After the trees are trimmed they may look barren until new Spring growth occurs. History has proven that proper tree trimming is vital in maintaining the appearance and health of our urban forest.
Cottony Maple Scale
Have you noticed a sticky substance on your cars, trees, homes and other areas of your property this summer? This sticky substance is caused by cottony maple scale. Cottony maple scale is primarily found on silver maples and boxelders but can also be found on other maples, white ash, hackberry, dogwood, beech, apple, oak, linden, elm, black and honey locust.
What is it?
Cottony maple scale is one of the largest and most conspicuous soft scale insects that attack ornamental plants. The overwintering form of the cottony maple scale is a small, brown, flattened 1/8 inch long scale attached to the bark of twigs and small branches. During the summer, the scale enlarges by secreting wax resulting in a body several times greater than the overwintering form. The immature scale is flat, oval shaped, and light yellow to green.
Is that popcorn in your tree?
Females produce white, cottony egg sacs that resemble pieces of popcorn on twigs. These scales also produce large amounts of liquid waste (honeydew) so leaves and anything else beneath the tree may be shiny and sticky.
Is the sticky substance dangerous?
No the sticky substance is not dangerous. The sticky substance, known as honeydew, is secreted by the insects after they ingest tree leaves and sap.
Why am I just now noticing the sticky substance?
Cottony maple scale is always present. However, in some years, the scale population increases above “normal” and becomes large enough to get noticed. Due to a long wet spring immediately followed by a hot dry summer the scale has become more pronounced this year. The dry weather has also caused the substance to become airborne and travel greater distances from the trees it originated from.
Why is the substance sometimes grainy and discolored?
Sometimes mold grows on the honeydew, which gives it a sooty appearance. Additionally, dust and other airborne particles will become stuck to the honeydew and make it appear discolored.
For more information on the Cottony Maple Scale please visit the following websites:
What is tar spot? Tar spot is a common, visually distinctive and primarily cosmetic fungal leaf spot disease. The Initial symptoms of tar spot are small yellowish spots that form on infected leaves. These spots may remain relatively small, or may enlarge over the growing season to roughly 3⁄4 inch in diameter. As tar spot progresses, the center of the infected area becomes raised and turns black. For more information click on the link: http://fyi.uwex.edu/hort/files/2014/11/Tar-Spot.pdf
Galls are abnormal growths on plants that can result from the feeding of living organisms such as bacteria, fungi, nematodes, insects and mites. For more information click the link: http://fyi.uwex.edu/hort/files/2014/11/Deciduous-Tree-Galls.pdf
Anthracnose is very common on many types of trees and shrubs. It often occurs on the leaves of ash and maple trees, causing blotchy-brown dead areas.
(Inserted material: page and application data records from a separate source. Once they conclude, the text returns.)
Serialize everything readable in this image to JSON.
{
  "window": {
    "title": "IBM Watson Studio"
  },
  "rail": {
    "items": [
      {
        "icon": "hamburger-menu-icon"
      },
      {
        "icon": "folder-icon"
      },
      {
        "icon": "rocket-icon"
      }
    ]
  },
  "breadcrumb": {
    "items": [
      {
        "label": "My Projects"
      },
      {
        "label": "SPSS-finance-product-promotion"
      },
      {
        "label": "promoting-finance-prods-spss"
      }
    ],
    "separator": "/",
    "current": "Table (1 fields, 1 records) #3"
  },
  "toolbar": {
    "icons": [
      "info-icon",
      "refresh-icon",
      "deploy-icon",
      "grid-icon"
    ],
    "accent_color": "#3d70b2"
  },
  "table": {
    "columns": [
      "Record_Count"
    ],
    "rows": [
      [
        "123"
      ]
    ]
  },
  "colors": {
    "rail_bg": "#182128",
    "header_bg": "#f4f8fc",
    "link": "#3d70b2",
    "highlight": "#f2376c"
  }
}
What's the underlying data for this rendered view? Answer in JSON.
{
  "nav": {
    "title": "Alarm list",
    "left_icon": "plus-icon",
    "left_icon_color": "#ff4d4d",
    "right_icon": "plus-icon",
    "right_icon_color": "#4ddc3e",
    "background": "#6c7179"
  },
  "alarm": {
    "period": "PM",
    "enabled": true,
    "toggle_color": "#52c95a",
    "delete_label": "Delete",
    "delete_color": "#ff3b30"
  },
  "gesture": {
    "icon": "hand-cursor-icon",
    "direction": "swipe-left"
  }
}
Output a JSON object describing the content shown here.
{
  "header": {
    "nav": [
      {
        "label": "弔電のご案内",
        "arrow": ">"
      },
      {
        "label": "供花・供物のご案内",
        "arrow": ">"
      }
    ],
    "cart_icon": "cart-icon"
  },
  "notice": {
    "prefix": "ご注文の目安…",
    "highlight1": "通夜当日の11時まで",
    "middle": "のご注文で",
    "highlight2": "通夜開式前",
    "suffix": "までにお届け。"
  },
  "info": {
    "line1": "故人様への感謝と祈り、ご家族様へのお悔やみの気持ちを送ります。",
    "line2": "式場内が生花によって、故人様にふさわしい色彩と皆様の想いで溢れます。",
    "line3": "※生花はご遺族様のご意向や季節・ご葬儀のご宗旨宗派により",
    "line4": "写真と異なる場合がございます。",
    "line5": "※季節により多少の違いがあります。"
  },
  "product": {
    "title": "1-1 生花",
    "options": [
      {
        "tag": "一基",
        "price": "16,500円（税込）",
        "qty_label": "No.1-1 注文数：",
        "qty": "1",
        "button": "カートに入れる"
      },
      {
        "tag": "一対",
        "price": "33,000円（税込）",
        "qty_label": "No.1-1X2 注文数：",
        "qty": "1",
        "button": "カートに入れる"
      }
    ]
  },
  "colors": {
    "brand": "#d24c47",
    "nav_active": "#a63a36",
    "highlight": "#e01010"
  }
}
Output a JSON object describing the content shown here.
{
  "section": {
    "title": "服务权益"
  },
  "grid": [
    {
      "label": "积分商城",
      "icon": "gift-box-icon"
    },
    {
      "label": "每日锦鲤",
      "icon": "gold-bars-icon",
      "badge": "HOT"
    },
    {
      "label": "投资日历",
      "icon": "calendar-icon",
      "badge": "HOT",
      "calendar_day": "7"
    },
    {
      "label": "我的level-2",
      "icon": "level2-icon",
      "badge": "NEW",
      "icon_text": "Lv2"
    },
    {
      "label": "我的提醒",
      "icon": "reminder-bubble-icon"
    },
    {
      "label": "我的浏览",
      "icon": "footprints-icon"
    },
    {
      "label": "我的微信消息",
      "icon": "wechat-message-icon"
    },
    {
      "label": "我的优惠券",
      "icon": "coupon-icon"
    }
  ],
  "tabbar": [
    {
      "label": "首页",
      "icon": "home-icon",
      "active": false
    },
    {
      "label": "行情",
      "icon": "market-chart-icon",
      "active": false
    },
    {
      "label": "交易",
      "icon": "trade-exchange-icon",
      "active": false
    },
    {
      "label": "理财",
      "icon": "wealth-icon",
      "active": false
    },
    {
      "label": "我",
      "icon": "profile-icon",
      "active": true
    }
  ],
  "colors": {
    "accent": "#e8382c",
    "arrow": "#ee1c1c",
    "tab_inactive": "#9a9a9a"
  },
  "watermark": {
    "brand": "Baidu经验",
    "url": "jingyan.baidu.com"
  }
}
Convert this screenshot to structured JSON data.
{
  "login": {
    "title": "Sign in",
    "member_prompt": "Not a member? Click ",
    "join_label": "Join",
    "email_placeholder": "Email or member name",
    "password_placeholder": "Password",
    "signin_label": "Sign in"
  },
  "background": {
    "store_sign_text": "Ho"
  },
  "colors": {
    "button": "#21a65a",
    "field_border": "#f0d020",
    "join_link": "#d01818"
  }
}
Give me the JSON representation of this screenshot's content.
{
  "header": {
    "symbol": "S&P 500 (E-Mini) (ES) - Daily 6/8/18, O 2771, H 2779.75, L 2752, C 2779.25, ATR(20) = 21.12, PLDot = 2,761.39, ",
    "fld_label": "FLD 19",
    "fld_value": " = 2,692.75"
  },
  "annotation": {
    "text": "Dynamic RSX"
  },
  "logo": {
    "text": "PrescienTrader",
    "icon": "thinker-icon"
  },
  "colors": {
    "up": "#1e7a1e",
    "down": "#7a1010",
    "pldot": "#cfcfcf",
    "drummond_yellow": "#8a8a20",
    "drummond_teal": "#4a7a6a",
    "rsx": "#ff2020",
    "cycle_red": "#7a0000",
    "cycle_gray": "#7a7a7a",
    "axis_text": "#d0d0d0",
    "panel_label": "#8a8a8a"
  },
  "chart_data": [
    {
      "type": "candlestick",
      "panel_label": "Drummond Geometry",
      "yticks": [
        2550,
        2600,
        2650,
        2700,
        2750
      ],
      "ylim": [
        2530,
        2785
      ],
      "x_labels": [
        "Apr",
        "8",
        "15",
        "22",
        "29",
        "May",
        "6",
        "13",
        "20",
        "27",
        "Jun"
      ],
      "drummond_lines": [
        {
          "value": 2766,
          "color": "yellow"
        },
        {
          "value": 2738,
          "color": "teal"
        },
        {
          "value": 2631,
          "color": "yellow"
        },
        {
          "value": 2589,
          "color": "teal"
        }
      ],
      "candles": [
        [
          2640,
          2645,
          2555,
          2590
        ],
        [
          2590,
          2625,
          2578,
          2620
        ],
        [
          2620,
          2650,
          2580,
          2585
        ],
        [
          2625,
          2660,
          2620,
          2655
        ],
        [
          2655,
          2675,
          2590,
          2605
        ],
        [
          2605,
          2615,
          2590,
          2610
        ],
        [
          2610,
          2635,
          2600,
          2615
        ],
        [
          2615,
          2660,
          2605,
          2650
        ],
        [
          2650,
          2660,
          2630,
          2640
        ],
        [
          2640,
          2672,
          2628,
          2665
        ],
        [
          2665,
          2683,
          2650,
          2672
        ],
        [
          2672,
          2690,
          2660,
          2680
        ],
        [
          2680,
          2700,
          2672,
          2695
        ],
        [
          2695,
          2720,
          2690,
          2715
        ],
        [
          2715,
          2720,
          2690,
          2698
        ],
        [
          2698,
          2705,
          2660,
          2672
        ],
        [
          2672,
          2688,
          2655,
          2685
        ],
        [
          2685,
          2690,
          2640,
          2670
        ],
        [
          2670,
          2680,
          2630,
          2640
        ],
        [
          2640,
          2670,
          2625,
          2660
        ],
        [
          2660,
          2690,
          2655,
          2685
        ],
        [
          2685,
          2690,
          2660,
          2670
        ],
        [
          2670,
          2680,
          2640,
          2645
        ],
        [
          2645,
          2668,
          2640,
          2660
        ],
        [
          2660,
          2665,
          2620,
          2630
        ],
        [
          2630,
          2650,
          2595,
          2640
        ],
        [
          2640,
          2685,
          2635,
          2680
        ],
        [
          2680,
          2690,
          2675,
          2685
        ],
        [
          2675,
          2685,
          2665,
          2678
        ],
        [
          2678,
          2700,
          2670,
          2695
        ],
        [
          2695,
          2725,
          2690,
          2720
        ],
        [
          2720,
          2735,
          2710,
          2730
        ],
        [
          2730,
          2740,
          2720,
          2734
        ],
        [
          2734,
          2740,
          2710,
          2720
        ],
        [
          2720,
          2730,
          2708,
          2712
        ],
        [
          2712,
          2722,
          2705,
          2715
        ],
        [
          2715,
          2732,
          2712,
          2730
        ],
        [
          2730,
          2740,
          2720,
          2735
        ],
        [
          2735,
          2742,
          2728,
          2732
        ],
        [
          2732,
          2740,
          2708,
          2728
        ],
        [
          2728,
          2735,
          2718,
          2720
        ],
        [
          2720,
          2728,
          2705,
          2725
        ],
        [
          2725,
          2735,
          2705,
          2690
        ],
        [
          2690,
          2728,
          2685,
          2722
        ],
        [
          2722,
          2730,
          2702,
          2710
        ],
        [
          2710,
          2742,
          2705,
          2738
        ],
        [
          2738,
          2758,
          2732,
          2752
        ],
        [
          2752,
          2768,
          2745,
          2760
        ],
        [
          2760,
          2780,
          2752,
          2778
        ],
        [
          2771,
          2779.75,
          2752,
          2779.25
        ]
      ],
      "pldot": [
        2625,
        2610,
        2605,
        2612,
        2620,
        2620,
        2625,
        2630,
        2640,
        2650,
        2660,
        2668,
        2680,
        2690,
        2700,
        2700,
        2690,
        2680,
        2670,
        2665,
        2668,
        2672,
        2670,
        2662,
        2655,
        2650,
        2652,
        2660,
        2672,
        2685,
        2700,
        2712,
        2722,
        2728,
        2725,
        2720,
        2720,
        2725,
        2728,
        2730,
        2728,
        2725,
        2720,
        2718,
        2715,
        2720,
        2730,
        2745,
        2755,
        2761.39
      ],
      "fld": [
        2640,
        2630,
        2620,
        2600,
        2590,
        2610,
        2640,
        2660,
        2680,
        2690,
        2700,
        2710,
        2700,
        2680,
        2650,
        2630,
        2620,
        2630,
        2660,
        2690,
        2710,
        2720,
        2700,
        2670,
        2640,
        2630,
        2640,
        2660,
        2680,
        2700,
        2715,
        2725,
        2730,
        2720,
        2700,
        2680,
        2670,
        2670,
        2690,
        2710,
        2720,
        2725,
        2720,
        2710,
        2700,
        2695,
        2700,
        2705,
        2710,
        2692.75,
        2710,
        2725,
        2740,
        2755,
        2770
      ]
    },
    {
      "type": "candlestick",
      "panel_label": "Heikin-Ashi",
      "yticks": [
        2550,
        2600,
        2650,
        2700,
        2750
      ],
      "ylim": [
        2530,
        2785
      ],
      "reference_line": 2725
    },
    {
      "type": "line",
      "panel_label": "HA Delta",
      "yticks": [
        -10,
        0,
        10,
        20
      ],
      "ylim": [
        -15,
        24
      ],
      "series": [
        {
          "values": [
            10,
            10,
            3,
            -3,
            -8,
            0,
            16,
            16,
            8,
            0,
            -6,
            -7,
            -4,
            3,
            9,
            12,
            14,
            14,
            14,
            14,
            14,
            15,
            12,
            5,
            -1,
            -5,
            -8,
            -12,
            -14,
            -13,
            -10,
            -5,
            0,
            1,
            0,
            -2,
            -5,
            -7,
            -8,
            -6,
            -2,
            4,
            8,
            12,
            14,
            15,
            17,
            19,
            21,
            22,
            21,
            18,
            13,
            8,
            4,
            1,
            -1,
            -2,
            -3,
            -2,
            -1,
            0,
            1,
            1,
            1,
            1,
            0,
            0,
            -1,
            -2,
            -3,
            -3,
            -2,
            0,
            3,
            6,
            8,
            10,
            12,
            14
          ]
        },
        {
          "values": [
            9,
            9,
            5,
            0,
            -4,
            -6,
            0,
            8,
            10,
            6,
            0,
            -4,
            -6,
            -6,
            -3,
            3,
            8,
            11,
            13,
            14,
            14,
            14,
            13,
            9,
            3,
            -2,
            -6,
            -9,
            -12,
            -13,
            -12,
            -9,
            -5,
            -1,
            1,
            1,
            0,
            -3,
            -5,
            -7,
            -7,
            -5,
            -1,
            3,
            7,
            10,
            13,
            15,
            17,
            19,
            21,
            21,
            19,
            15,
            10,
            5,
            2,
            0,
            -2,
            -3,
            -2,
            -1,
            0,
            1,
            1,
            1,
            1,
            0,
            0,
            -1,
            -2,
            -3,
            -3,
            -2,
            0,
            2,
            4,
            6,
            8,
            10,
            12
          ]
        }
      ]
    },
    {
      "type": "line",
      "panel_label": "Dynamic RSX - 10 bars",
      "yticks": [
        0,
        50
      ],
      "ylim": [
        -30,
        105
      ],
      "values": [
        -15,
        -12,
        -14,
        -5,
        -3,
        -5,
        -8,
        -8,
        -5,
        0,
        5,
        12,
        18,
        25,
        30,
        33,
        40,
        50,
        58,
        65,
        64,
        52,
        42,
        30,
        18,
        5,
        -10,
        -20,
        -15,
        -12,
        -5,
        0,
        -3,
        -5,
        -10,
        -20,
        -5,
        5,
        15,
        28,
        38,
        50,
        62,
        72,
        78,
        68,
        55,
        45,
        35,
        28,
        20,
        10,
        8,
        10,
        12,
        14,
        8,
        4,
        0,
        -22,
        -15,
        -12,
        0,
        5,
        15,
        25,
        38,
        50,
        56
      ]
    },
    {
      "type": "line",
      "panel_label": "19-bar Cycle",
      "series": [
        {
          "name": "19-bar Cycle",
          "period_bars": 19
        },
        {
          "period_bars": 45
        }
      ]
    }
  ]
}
For more information click the link: http://fyi.uwex.edu/hort/files/2014/11/Anthracnose.pdf
Chlorosis affects the leaves and turns them yellow, except for the veins, which remain green. In severe cases, turn brown and die. Symptoms can occur on isolated branches, or over an entire tree. For more information click on the link below: http://fyi.uwex.edu/hort/files/2014/11/Chlorosis_0.pdf
Verticillium is a disease that shows symptoms on individual branches that suddenly wilt and die. Affected branches may occur on one side of the tree or may be scattered throughout the tree.
For more information click on the link: http://fyi.uwex.edu/hort/files/2015/07/Verticillium_Wilt_of_Trees_and_Shrubs.pdf
Lecanium are soft scales that are copious honeydew producers and their sticky excrement commonly coats automobiles, sidewalks, and park benches located under the branches of infested trees. For more information click on the link: http://entomology.osu.edu/bugdoc/Shetlar/factsheet/ornamental/Lecaniumscales.PDF